Like its predecessors, God of War is indeed a technical and artistic showcase, but a masterpiece this would not be without its renewed focus on storytelling that sets a new bar for what can be accomplished in the world of AAA games. The previous installments of the series (which debuted in 2005) had little time to explore the emotional landscape of its testosterone-pumped protagonist, but what’s become of the brooding death machine in the latest installment is what leaves the biggest impression. This time around, the furious, bloodthirsty icon has transformed into a sensitive father figure, and while part of him retains the old violent tendencies that we remember him for, Kratos (for the most part) holds back his savage ways in order to be a positive role model. As a result, the relationship between father and son is everything.
In short, God of War has some of the best storytelling and best character development in any video game.
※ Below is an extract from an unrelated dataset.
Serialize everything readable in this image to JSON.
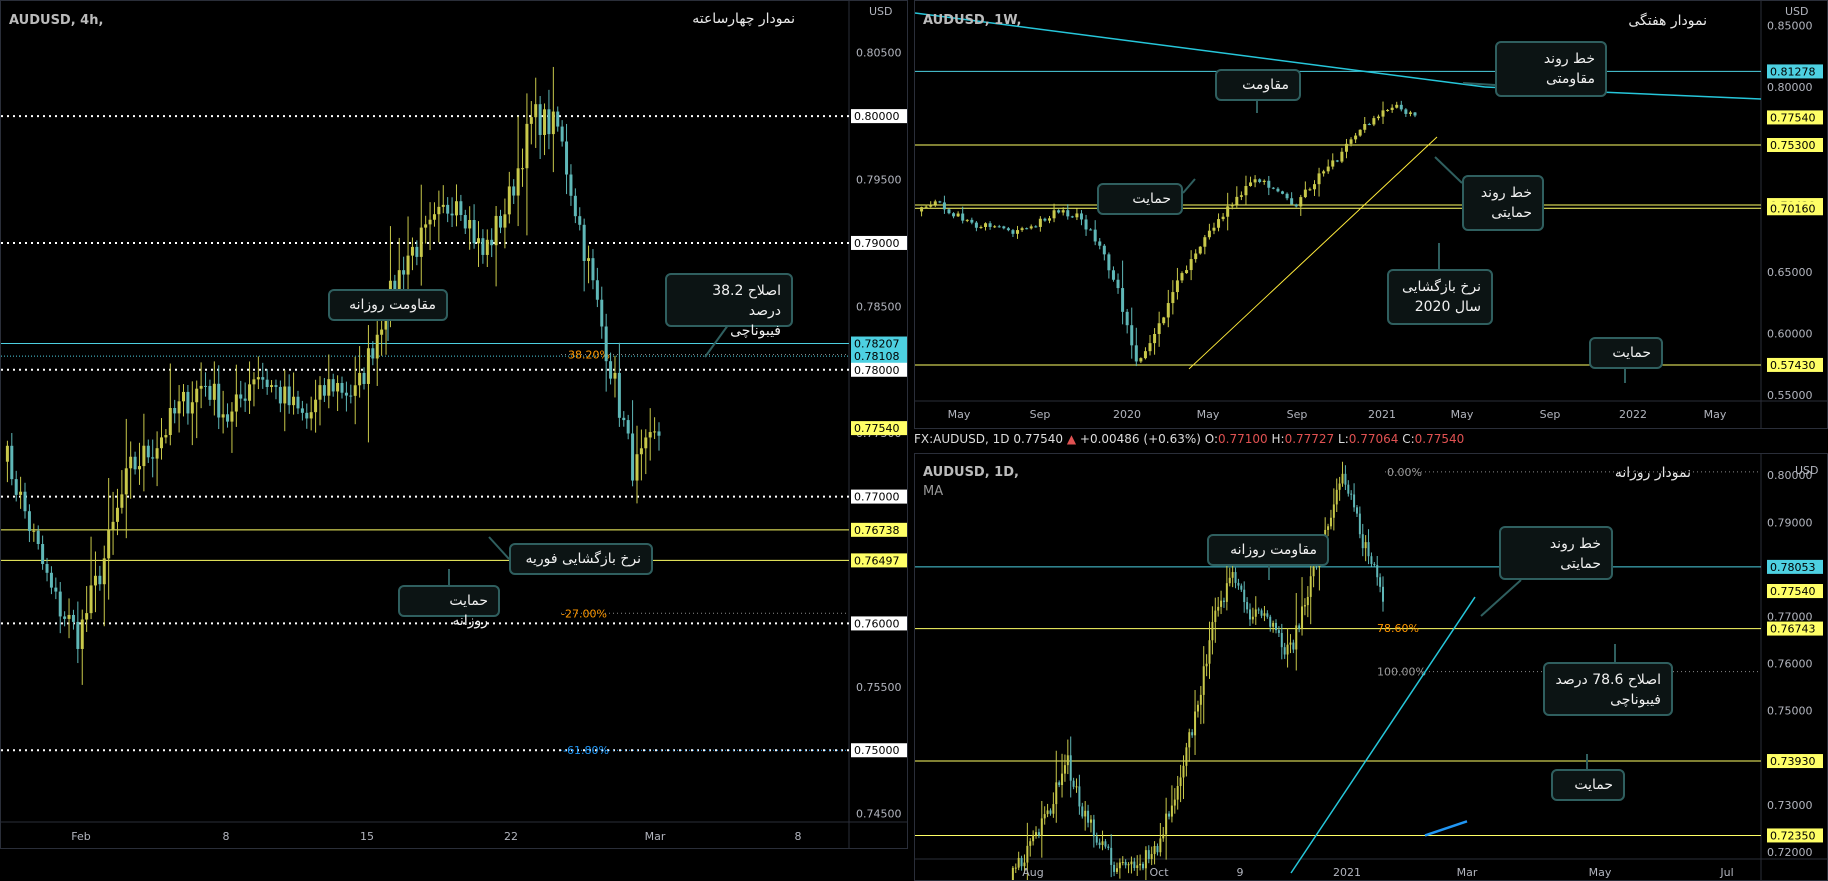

Take that away, and what you are left with is yet another traditional hack-n-slash game, albeit a beautiful one. (Ricky D)